Singapore arrests radicalised men involved in Middle East conflicts

The radicalised youth took up religious studies in Yemen before joining the fight against the Houthi rebels.

Singapore arrested four citizens who travelled overseas to take part in armed sectarian conflicts in the Middle East.

The arrested men include three radicalised Muslim youth who fought in Yemen and a man of Chinese descent who travelled overseas to fight the Islamic state on the side of Kurdish militia groups.

The government said on Wednesday the four men were arrested in separate cases under the country's Internal Security Act (ISA).

The Ministry of Home Affairs said two of them have been released after investigations, with strict restrictions placed on their movements. The Internal Security Act allows for indefinite detention of suspects without charges.

The ministry said Mohammad Razif Yahya and Amiruddin Sawir are still kept in detention for "voluntarily taking up arms and participating in the armed sectarian conflict in Yemen."

Officials said the radicalised youth took up religious studies in Yemeni institution in 2010 and 2013 and joined the fight against the Houthi rebels in the country.

They have been held without trial since August last year. "By taking up arms in Yemen, they have demonstrated a readiness to use violence to pursue their religious cause. As such, they are assessed to pose a security threat to Singapore," the ministry said.

"Razif and Amiruddin were prepared to kill and be killed as 'martyrs' in the sectarian conflict in Yemen," the MHA statement added.

A third youth, Mohamed Mohideen Mohamed Jais, who participated in the fight against the Houthis alongside the other two, was held under restriction orders as it was found that he did not fire weapons but was on duty as an armed sentry.

Wang Yuandongyi, an ethnic Chinese who underwent the National Service and took up citizenship in 2014, plotted to join the Kurdish militia fighting the Isis but was detained in a foreign country and sent back to Singapore.

Wang is a non-Muslim and the authorities do not believe he was religiously indoctrinated.

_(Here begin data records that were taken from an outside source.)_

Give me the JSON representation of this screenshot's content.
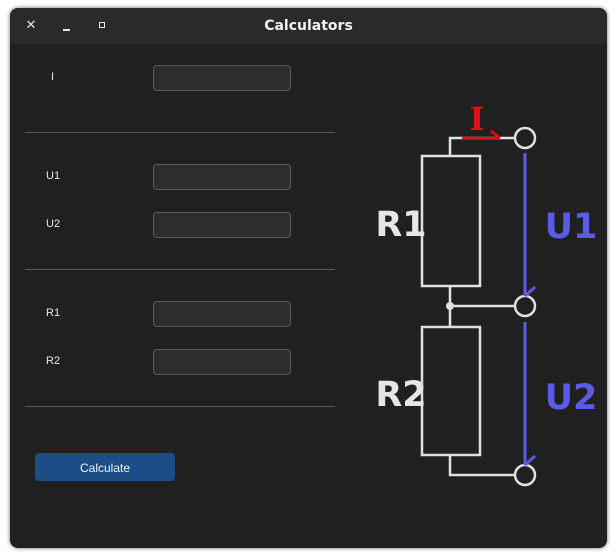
{
  "window": {
    "title": "Calculators",
    "close_glyph": "✕"
  },
  "fields": {
    "current_label": "I",
    "current_value": "",
    "u1_label": "U1",
    "u1_value": "",
    "u2_label": "U2",
    "u2_value": "",
    "r1_label": "R1",
    "r1_value": "",
    "r2_label": "R2",
    "r2_value": ""
  },
  "actions": {
    "calculate_label": "Calculate"
  },
  "diagram": {
    "current_label": "I",
    "r1_label": "R1",
    "r2_label": "R2",
    "u1_label": "U1",
    "u2_label": "U2",
    "colors": {
      "wire": "#e0e0e0",
      "current": "#e01010",
      "voltage": "#5b5be6",
      "resistor_text": "#e6e6e6"
    }
  },
  "colors": {
    "window_bg": "#202020",
    "titlebar_bg": "#2a2a2a",
    "button_bg": "#1c4d86"
  }
}
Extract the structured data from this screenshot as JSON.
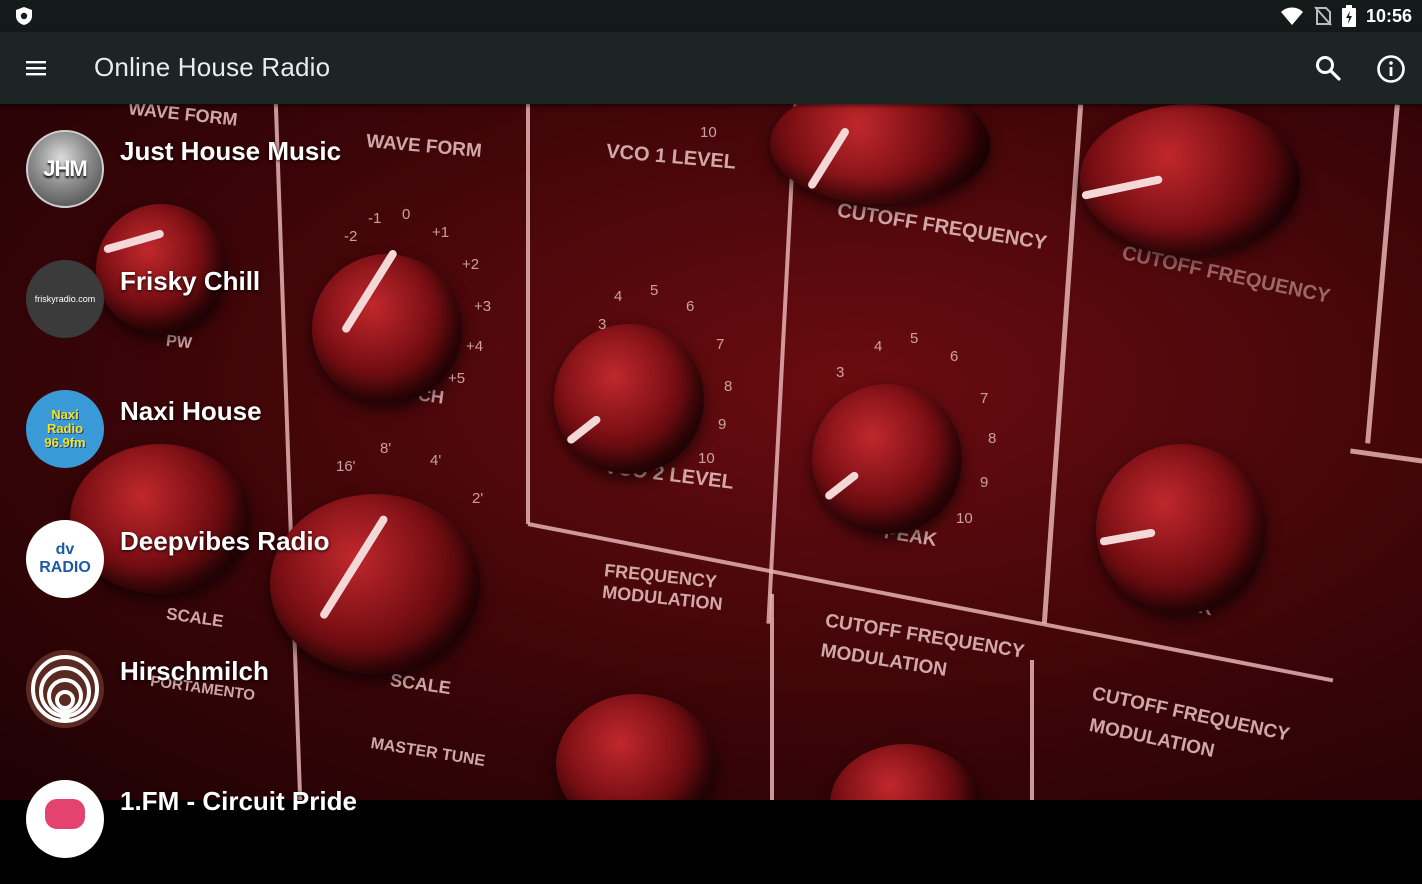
{
  "status_bar": {
    "time": "10:56",
    "icons": [
      "shield-icon",
      "wifi-icon",
      "no-sim-icon",
      "battery-charging-icon"
    ]
  },
  "toolbar": {
    "title": "Online House Radio",
    "menu_icon": "hamburger-menu-icon",
    "search_icon": "search-icon",
    "info_icon": "info-icon"
  },
  "stations": [
    {
      "name": "Just House Music",
      "logo_text": "JHM"
    },
    {
      "name": "Frisky Chill",
      "logo_text": "friskyradio.com"
    },
    {
      "name": "Naxi House",
      "logo_text": "Naxi Radio 96.9fm"
    },
    {
      "name": "Deepvibes Radio",
      "logo_text": "dv RADIO"
    },
    {
      "name": "Hirschmilch",
      "logo_text": ""
    },
    {
      "name": "1.FM - Circuit Pride",
      "logo_text": ""
    }
  ],
  "background_labels": {
    "wave_form_1": "WAVE FORM",
    "wave_form_2": "WAVE FORM",
    "vco1": "VCO 1 LEVEL",
    "vco2": "VCO 2 LEVEL",
    "cutoff1": "CUTOFF FREQUENCY",
    "cutoff2": "CUTOFF FREQUENCY",
    "pitch": "PITCH",
    "peak1": "PEAK",
    "peak2": "PEAK",
    "pw": "PW",
    "scale1": "SCALE",
    "scale2": "SCALE",
    "freq_mod_1": "FREQUENCY",
    "freq_mod_2": "MODULATION",
    "cutoff_mod_1": "CUTOFF FREQUENCY",
    "cutoff_mod_2": "MODULATION",
    "cutoff_mod_3": "CUTOFF FREQUENCY",
    "cutoff_mod_4": "MODULATION",
    "master_tune": "MASTER TUNE",
    "portamento": "PORTAMENTO"
  },
  "colors": {
    "toolbar": "#1c2424",
    "status_bar": "#141a1a",
    "background_red": "#6a0c10"
  }
}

"Even though his motivation to join the Kurdish militia group and fight against IS in Syria was not ideologically driven, the fact remains that he intended to engage in an armed conflict overseas," MHA said.